_What is being asked:_ A line belongs in the answer if it contains "minimize"; copy every such line from the entries below.
------
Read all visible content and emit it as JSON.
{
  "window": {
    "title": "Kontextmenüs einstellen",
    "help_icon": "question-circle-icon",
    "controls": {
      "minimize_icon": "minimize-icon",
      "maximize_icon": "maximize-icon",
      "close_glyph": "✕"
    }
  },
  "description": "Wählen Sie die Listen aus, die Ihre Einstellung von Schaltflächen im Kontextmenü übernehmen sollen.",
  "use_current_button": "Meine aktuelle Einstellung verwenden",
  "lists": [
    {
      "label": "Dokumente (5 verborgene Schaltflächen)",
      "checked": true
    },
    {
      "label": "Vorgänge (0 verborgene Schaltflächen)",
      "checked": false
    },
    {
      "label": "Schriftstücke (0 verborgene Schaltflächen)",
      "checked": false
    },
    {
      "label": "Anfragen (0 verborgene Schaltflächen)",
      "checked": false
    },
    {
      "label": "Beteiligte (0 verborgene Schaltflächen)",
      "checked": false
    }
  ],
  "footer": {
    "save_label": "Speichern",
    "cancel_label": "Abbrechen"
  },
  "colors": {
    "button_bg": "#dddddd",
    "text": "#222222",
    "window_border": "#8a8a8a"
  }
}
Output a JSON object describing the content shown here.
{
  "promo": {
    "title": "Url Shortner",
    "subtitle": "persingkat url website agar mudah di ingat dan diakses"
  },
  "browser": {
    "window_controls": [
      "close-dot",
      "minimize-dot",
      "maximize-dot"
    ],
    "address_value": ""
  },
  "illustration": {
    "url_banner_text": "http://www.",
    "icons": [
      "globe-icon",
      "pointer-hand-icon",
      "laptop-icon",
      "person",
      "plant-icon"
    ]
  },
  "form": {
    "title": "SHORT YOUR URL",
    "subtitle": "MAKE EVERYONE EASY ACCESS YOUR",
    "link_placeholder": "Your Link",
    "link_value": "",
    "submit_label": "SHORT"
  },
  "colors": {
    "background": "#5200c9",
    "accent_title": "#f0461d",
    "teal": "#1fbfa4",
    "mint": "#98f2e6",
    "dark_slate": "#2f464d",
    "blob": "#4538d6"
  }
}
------
_Written reply:_
      "minimize_icon": "minimize-icon",
      "minimize-dot",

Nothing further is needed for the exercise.